Last Tuesday, Tesla (TSLA 3.17%) published its highly anticipated first quarter production update. While the company fell short of its Model 3 production goal, management touted Tesla's 40% increase in production relative to the prior quarter.

Investors seemed satisfied as well. Indeed, Tesla stock rallied more than 20% in the three days following the update, recovering its steep losses from the previous week. Nevertheless, some of the details from the production report aren't nearly as positive for Tesla as Elon Musk and his management team want investors to think.

Clear signs of manipulation

In the production update, Tesla declared that it had produced 2,020 Model 3 sedans in the past seven days. This didn't quite reach the 2,500 vehicles/week target that had been confirmed as recently as early February. Yet it still marked a big increase relative to late 2017, drawing effusive praise from management.

A silver Tesla Model 3 on a road, with a grassy field in the background.

Tesla recently built more than 2,000 Model 3s in a single week. Image source: Tesla.

However, while Tesla may have produced 2,020 vehicles in the seven days ending on April 2, its current sustainable production rate for the Model 3 is lower than that. Tesla transferred workers from Model S and Model X production to the Model 3 for at least one or two days at the end of March to boost output. It also appears to have run its factory more than the standard two shifts, which means it probably incurred substantial overtime costs.

Artificially boosting production at the end of the quarter is nothing new for Tesla. For example, Tesla built 793 of its Model 3 in the last seven working days of Q4. Had it sustained that rate for a full quarter, it would have produced more than 10,000 units last quarter. Furthermore, it claimed to have reached a Model 3 production rate of more than 1,000 vehicles/week by early 2018.

Instead, Model 3 production totaled 9,766 units last quarter. Excluding the surge in the last week of the quarter, Model 3 output appears to have averaged fewer than 700 units/week -- well below the production rate supposedly achieved by the beginning of the period.

Thus, even if Tesla gets close to its target of building 5,000 Model 3 cars per week by the end of June, that's likely to represent a single week of running flat-out to maximize output. It could take several more months for Tesla to reach a sustainable 5,000/week production rate.

How safe is the order backlog?

Tesla also noted that the Model 3 reservation total remained roughly stable last quarter. "The reasons for order cancellation are almost entirely due to delays in production in general and delays in availability of certain planned options, particularly dual motor AWD and the smaller battery pack," according to the company.

Overhead renderings of silver and red Tesla Model 3 sedans.

After an initial burst of preorders, the number of Model 3 reservations has stagnated. Image source: Tesla.

This statement was presumably meant to reassure investors. However, it's not necessarily good news for Tesla's plan to boost production to 10,000 vehicles/week.

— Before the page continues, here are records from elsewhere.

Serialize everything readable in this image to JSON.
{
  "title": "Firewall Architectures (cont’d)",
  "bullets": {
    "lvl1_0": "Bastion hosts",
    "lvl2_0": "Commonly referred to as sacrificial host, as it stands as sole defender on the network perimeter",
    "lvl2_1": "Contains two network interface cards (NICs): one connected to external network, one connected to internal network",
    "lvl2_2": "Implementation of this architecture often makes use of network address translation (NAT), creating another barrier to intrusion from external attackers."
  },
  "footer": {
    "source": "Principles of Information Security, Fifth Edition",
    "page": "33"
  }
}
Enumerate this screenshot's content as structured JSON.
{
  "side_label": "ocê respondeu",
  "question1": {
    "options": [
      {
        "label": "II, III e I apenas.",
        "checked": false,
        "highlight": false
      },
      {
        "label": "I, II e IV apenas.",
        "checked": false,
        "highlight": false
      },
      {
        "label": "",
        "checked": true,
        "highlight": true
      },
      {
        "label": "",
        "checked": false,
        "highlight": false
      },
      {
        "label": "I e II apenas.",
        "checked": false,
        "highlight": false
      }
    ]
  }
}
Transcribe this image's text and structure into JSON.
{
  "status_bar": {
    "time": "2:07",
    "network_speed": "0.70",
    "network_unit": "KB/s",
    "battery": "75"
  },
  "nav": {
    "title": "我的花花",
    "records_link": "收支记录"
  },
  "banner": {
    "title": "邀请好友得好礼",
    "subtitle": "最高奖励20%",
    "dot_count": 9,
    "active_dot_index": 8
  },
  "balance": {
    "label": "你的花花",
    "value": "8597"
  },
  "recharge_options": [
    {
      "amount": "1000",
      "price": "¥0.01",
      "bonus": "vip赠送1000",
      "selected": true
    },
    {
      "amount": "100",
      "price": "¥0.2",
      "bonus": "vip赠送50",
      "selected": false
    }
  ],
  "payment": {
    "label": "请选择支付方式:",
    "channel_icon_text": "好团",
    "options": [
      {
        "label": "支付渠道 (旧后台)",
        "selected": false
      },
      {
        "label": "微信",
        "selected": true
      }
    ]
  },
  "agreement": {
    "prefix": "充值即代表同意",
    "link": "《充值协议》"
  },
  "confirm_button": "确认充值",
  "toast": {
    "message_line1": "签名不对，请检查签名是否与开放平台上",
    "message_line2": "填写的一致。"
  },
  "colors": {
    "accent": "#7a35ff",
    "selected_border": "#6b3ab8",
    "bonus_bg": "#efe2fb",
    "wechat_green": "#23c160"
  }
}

Ever since Tesla received more than 325,000 Model 3 reservations in the first week of preorders, most investors have assumed that supply is the only real challenge to reaching annual production of 500,000 units or more. Yet that may not be true.

If customers aren't willing to "wait out" production delays, it may reflect diminished brand appeal for Tesla. After all, customers who put down deposits during the first week of preorders knew that they were in for a long wait: at least a year or two.

Additionally, if some customers are canceling their reservations due to delays in the availability of some Model 3 versions, it may indicate that price-sensitive customers are starting to give up. In theory, the Model 3 has a starting price of $35,000. But it's very affordable after the $7,500 federal tax credit that is currently available. (Some states offer additional incentives.)

However, the federal tax credit will start to phase out soon. It will likely fall to $3,750 by the beginning of 2019 and disappear entirely by the beginning of 2020.

For the moment, Tesla is only selling a $50,000 premium version of the Model 3. Thus, reservation holders must choose between paying $42,500 after the federal tax credit for a fully loaded Model 3 now or waiting and potentially paying $35,000 (with no federal tax credit) for a bare-bones version. Price-sensitive consumers may not be happy with either option.

A bunch of reservations could melt away in the next year

As the Model 3 production rate accelerates over the next few quarters, reservation cancellations are likely to accelerate as well. After all, with each passing quarter, more and more reservation holders will have to decide whether to take a refund of their $1,000 deposit or confirm their order and pay the rest of the cost.

Furthermore, with Model 3 production running behind Tesla's targets, only a fraction of current U.S. reservation holders will be eligible for the full $7,500 federal tax credit. As customers discover that they won't get their vehicles by the end of 2018, there could be another wave of cancellations.

In the grand scheme of things, Tesla's accomplishments over the past five years have been very impressive. However, compared to its $50 billion-plus valuation, Tesla still has a lot to prove. Boosting Model 3 production to a sustainable rate of at least 5,000 units/week and getting the Model 3 reservation total growing again would go a long way in that respect.